Photo: Robin Puanani Danner

The Homestead Community Development Corporation, the nonprofit arm of SCHHA, is employing residents with CARES Act Funding through the end of December. The program, envisioned by homestead associations on Kauaʻi and Hawaiʻi Island, is as simple as they come – in a pandemic, in an economic calamity, employment and flowing wages through households flows capital through communities, through counties, and through local business. And employment, even temporary or short-term over a five-month period (limited by the CARES Act funding requirements), can bring incredible prosperity in difficult times!

Sovereign Council of Hawaiian Homestead Associations

So far, the County of Kauaʻi has invested CARES Act funds into the Homestead Job Corps, resulting in Kauaʻi residents being on payroll for up to 20 weeks, with the potential to earn $12,000 for their families while accomplishing amazing, uplifting homestead projects that are so greatly needed.

To date, there are 22 participants from across the county on the job – some college students, some high school students – but most are single unmarried kāne. Eighteen kūpuna’s yards on the homesteads have been cleaned, bringing so much relief and joy to these households. There’s nothing quite like the smile of an elder.

Ditch systems have been cleared, a backyard raised-garden prototype built, socially distanced decking installed for a skate ramp for homestead keiki, COVID-19 improvements to homestead-based business facilities made to help them reopen when the time comes, a beach-front walkway built and so much more. And then there is the team of Homestead Job Corps participants using their skills to establish standard operating procedures to convert the HCDC nonprofit to a paperless operation, establishing telecommute policies, thinking through home office operations and logistics for its offices on Maui, on Kauaʻi, on Oʻahu and in Washington D.C.; installing technology to create efficiencies in the organization including a cloud-based server to enable it to serve its mission of affordable housing and job creation on the homesteads in a changed world due to the pandemic.

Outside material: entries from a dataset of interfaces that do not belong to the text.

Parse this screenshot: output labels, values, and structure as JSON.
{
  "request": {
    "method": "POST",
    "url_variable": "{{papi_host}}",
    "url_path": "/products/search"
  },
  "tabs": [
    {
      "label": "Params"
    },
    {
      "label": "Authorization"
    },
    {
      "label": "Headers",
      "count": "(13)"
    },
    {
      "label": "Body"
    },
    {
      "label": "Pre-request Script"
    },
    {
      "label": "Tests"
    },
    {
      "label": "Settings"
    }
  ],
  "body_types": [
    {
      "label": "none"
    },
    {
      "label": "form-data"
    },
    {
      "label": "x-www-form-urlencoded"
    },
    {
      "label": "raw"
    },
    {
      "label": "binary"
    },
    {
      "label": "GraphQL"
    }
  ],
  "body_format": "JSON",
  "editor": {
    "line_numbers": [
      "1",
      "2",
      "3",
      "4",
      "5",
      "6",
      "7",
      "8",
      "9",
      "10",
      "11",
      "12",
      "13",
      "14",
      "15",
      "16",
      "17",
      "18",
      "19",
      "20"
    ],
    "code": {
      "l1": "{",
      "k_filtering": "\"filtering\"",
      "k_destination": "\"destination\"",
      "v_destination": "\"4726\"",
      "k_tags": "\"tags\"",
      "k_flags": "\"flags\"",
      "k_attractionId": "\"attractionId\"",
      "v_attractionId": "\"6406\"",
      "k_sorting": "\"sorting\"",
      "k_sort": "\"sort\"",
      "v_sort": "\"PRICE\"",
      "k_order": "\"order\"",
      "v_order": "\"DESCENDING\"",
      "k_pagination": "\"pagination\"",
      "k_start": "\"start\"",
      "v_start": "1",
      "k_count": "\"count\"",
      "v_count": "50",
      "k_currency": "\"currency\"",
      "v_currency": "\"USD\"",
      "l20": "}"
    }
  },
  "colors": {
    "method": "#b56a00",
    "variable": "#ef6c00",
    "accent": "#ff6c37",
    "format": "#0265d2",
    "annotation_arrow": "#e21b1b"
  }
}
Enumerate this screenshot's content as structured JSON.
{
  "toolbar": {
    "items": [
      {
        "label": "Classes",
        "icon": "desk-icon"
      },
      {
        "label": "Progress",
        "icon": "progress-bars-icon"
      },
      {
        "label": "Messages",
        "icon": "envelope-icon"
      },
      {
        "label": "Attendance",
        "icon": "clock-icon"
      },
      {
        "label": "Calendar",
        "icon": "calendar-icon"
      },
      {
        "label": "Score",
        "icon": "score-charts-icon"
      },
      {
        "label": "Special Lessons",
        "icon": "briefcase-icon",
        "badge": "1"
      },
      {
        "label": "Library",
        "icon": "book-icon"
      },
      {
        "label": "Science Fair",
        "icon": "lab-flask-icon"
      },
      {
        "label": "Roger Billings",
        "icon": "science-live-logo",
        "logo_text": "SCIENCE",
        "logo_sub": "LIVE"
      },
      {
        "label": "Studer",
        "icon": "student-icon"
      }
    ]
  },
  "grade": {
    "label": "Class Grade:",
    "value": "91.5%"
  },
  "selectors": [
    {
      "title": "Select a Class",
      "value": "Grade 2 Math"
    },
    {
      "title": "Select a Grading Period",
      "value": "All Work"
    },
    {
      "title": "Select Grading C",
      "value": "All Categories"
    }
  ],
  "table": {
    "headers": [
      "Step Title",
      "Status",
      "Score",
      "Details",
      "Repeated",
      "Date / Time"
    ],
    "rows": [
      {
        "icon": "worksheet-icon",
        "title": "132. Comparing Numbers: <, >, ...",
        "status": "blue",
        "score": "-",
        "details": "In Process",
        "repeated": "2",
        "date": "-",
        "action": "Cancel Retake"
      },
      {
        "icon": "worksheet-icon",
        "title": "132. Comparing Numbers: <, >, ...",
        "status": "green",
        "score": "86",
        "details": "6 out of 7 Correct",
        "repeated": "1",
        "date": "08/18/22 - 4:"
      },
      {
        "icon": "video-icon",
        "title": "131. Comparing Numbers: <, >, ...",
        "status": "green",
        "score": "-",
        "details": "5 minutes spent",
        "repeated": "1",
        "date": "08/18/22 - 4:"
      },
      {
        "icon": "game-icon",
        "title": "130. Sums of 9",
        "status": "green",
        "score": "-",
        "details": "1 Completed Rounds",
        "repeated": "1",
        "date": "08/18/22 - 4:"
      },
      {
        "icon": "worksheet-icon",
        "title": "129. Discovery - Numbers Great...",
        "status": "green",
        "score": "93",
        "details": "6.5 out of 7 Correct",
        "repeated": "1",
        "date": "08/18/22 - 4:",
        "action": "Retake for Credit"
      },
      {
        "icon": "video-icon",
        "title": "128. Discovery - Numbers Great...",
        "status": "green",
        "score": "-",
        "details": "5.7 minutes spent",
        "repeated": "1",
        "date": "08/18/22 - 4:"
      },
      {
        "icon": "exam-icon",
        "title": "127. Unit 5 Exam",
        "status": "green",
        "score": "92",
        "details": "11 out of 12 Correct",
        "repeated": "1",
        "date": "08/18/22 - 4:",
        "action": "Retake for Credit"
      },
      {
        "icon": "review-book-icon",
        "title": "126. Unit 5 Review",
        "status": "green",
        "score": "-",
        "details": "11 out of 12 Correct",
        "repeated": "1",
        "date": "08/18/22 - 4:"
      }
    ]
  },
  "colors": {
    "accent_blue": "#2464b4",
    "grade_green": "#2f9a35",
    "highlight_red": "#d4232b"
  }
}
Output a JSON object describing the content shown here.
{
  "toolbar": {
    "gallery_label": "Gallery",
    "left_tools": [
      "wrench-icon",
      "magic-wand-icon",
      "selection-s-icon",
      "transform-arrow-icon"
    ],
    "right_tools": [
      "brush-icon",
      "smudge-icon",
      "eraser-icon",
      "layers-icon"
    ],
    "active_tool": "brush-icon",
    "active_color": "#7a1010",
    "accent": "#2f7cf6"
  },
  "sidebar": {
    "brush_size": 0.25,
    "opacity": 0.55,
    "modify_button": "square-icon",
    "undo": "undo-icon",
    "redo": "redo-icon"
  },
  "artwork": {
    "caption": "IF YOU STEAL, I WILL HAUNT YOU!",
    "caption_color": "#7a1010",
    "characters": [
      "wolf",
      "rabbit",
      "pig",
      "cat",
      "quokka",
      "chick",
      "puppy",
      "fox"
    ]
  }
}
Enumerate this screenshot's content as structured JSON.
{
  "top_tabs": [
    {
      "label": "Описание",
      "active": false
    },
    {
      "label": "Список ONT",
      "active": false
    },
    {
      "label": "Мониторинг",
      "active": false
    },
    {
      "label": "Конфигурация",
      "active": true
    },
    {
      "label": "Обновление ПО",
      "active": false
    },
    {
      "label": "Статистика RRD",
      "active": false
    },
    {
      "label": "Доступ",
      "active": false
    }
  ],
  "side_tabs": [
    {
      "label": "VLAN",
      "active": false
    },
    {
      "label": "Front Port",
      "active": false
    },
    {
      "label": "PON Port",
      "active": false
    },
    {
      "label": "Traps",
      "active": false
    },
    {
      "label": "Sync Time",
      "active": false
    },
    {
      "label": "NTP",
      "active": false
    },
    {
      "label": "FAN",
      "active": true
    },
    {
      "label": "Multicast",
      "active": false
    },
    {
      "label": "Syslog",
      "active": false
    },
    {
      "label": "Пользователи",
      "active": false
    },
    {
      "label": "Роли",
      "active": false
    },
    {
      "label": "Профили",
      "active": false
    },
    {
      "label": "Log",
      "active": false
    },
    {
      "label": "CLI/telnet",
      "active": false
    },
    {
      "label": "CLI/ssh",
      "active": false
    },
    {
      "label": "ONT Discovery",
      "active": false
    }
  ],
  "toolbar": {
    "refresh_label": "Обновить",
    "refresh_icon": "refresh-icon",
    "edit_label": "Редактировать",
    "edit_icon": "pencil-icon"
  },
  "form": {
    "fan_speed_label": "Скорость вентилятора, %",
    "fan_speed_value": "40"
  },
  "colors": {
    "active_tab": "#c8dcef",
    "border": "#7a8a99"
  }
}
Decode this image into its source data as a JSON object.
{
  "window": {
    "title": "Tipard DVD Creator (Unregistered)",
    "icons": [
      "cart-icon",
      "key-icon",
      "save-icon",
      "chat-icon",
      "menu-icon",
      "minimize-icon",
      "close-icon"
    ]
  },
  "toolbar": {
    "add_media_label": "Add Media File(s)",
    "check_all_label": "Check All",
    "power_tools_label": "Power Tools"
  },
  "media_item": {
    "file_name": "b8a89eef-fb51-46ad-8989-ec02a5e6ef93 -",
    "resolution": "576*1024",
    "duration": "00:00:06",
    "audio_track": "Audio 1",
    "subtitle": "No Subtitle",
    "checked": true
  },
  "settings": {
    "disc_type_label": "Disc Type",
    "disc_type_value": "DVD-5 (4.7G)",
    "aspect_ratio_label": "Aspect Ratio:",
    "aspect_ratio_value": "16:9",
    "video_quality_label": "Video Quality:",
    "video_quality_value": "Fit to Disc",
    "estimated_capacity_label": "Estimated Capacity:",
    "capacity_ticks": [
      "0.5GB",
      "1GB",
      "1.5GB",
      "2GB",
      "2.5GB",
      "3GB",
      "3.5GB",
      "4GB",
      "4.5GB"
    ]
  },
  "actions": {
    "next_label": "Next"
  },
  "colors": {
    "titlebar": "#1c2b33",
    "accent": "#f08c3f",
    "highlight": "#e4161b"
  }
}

The Homestead Job Corps project validates the ingenuity of homestead association leaders as the best source of solutions to any challenge our communities may face – they are the most committed and the most knowledgeable in implementing them, especially on the homesteads – serving everyone. Of the participants, 73% are life-long residents of Kauaʻi and their average age is 31; 68% are male, 77% are single, 27% are either in college or have some college, and 9% have college or vocational degrees.

Mahalo to the County of Kauaʻi and Mayor Kawakami, and a special mahalo to the young men and women who are serving the community while earning wages for their respective families.